years now. Los Angeles, perhaps the area most troubled by gang violence in the country, is once again in
the news. On September 17, 1995, 3-year-old Stephanie Kuhen was with her younger brother, 2-year-old
Joseph Kuhen when the driver of the car taking them home made a wrong turn early Sunday morning.
Gang members surrounded the vehicle, blocked the driver's escape and opened fire. Stephanie Kuhen was
killed and Joseph was shot through the ankle. Currently, there are four members of the gang known as
the 'Mexican mafia' in custody. Los Angeles Police Chief Willie Williams called the gang 'vicious,'
saying they have 'terrorized' the neighborhood for years1. On September 27, 1995, the Los Angeles
Times printed one response to the shooting written by two emergency physicians, H. Range Hutson MD,
and Deirdre Anglin MD, who were deeply saddened by the shooting.
The strongest argument presented in the letter written by Hutson and Anglin was that unless the
root causes of gang formation are effectively addressed, and gang access to illegally obtained firearms is
nullified, gang violence will continue. The claim was presented in such a fashion that, while based on
widely accepted ideas, an appeal to the emotions through sympathy for the injured children was also
applied. To justify their claim, statistics such as 28 children under the age of 10 were murdered between
1987 and 1994, 95% of which were murdered with firearms and over half the murders were done as drive-
byes.

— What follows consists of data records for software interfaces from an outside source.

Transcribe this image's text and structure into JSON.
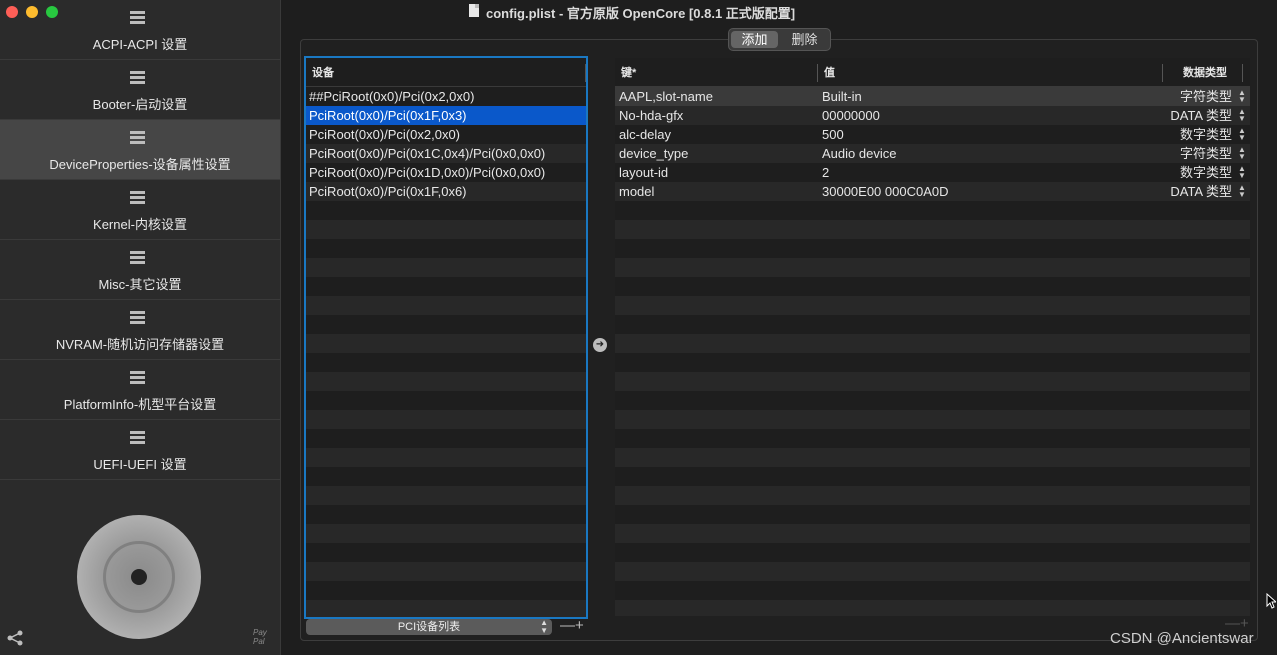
{
  "window": {
    "title": "config.plist - 官方原版 OpenCore [0.8.1 正式版配置]"
  },
  "sidebar": {
    "items": [
      {
        "label": "ACPI-ACPI 设置",
        "active": false
      },
      {
        "label": "Booter-启动设置",
        "active": false
      },
      {
        "label": "DeviceProperties-设备属性设置",
        "active": true
      },
      {
        "label": "Kernel-内核设置",
        "active": false
      },
      {
        "label": "Misc-其它设置",
        "active": false
      },
      {
        "label": "NVRAM-随机访问存储器设置",
        "active": false
      },
      {
        "label": "PlatformInfo-机型平台设置",
        "active": false
      },
      {
        "label": "UEFI-UEFI 设置",
        "active": false
      }
    ],
    "paypal_text": "Pay Pal"
  },
  "toolbar": {
    "add_label": "添加",
    "delete_label": "删除"
  },
  "devices": {
    "header": "设备",
    "rows": [
      "##PciRoot(0x0)/Pci(0x2,0x0)",
      "PciRoot(0x0)/Pci(0x1F,0x3)",
      "PciRoot(0x0)/Pci(0x2,0x0)",
      "PciRoot(0x0)/Pci(0x1C,0x4)/Pci(0x0,0x0)",
      "PciRoot(0x0)/Pci(0x1D,0x0)/Pci(0x0,0x0)",
      "PciRoot(0x0)/Pci(0x1F,0x6)"
    ],
    "selected_index": 1,
    "select_label": "PCI设备列表"
  },
  "properties": {
    "headers": {
      "key": "键*",
      "value": "值",
      "type": "数据类型"
    },
    "rows": [
      {
        "key": "AAPL,slot-name",
        "value": "Built-in",
        "type": "字符类型"
      },
      {
        "key": "No-hda-gfx",
        "value": "00000000",
        "type": "DATA 类型"
      },
      {
        "key": "alc-delay",
        "value": "500",
        "type": "数字类型"
      },
      {
        "key": "device_type",
        "value": "Audio device",
        "type": "字符类型"
      },
      {
        "key": "layout-id",
        "value": "2",
        "type": "数字类型"
      },
      {
        "key": "model",
        "value": "30000E00 000C0A0D",
        "type": "DATA 类型"
      }
    ]
  },
  "controls": {
    "minus_plus": "—+",
    "arrow_icon": "arrow-right-circle-icon"
  },
  "watermark": "CSDN @Ancientswar",
  "colors": {
    "selection": "#0a58ca",
    "focus_border": "#1a78c2",
    "background": "#1e1e1e",
    "sidebar": "#2b2b2b"
  }
}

Unfortunately, the means to correct even one of these problems was not included.
Hutson and Anglin do cite what they consider to be the root causes of gang formation: poverty,

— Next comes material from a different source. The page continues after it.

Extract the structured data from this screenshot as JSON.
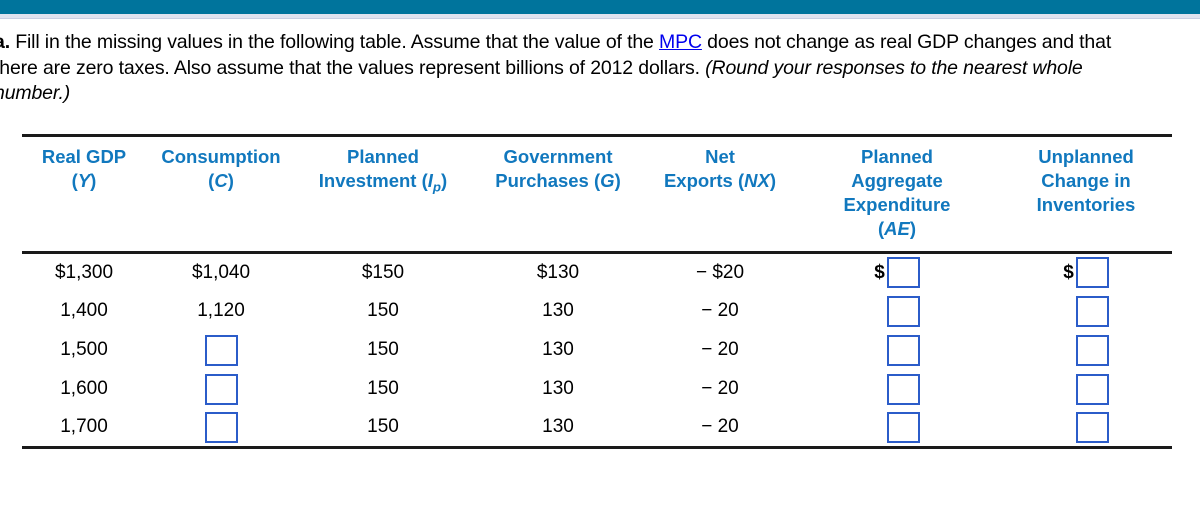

stressed families, unemployment, underemployment, lack of education, racism, and a...